-Read the excerpt below (from James Taranto's "Best of the Web" posted at on Dec. 8)
-Read "Types of Media Bias" in the right column. Then answer the questions.

An Associated Press headline asks, “Blackwater Guards: Mercenaries or Decorated Vets?” The first paragraph, however, asserts as fact that they are decorated vets:

Defense attorneys on Saturday lambasted U.S. indictments against decorated war veterans for deadly 2007 shootings as Iraqis welcomed the charges against five Blackwater guards in a case that fueled anti-Americanism and roiled diplomacy with Baghdad.

The third paragraph reiterates the point: “Each man has received honors for his service in some of the world’s most dangerous places, from Bosnia and Afghanistan to Iraq.”

As for “mercenaries,” they would not seem to fit the dictionary definition, at least the one that applies specifically to the military, to wit: a soldier hired into foreign service. The defendants are all Americans who worked for an American company under contract with the American government.

The subject of the story, then, is not whether they are “mercenaries” or “decorated vets,” but rather that they are going on trial to determine whether they committed crimes. Why couldn’t the AP just write a straight headline making that clear?

Read the original post at  Scroll down for “Accountability Journalism.”

Identifying Media Bias

To accurately identify different types of bias, you should be aware of the issues of the day, and the liberal and conservative perspectives on each issue.

Types of Media Bias:


1.  Why is it important for a news organization to provide an accurate headline for every news article?

2.  Why do you think the AP chose to print the headline “Blackwater Guards: Mercenaries or Decorated Vets?”
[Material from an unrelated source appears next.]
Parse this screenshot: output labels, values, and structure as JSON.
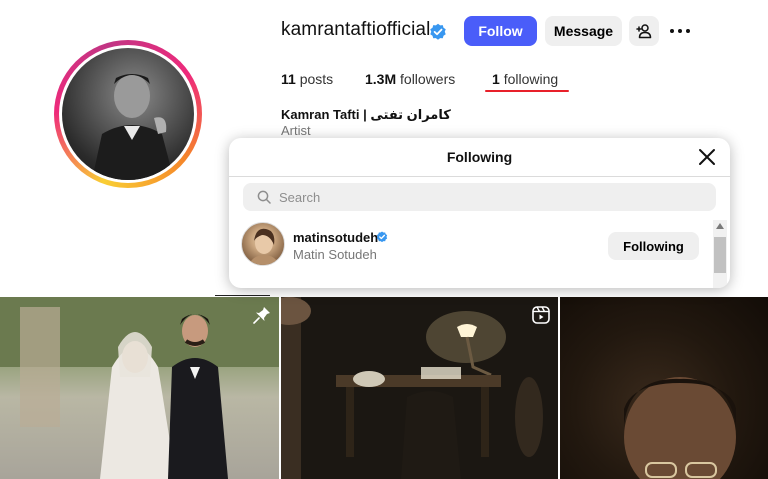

Scroll down to the bottom of the page for the answers.


1. Headlines can greatly influence readers’ opinions about the news. The importance of an accurate headline is that most people don’t read every word of every article; they often just skim the headlines. Therefore, those who read just a headline are not accurately informed when the headline misrepresents the story.  

2. Opinion question. Answers vary.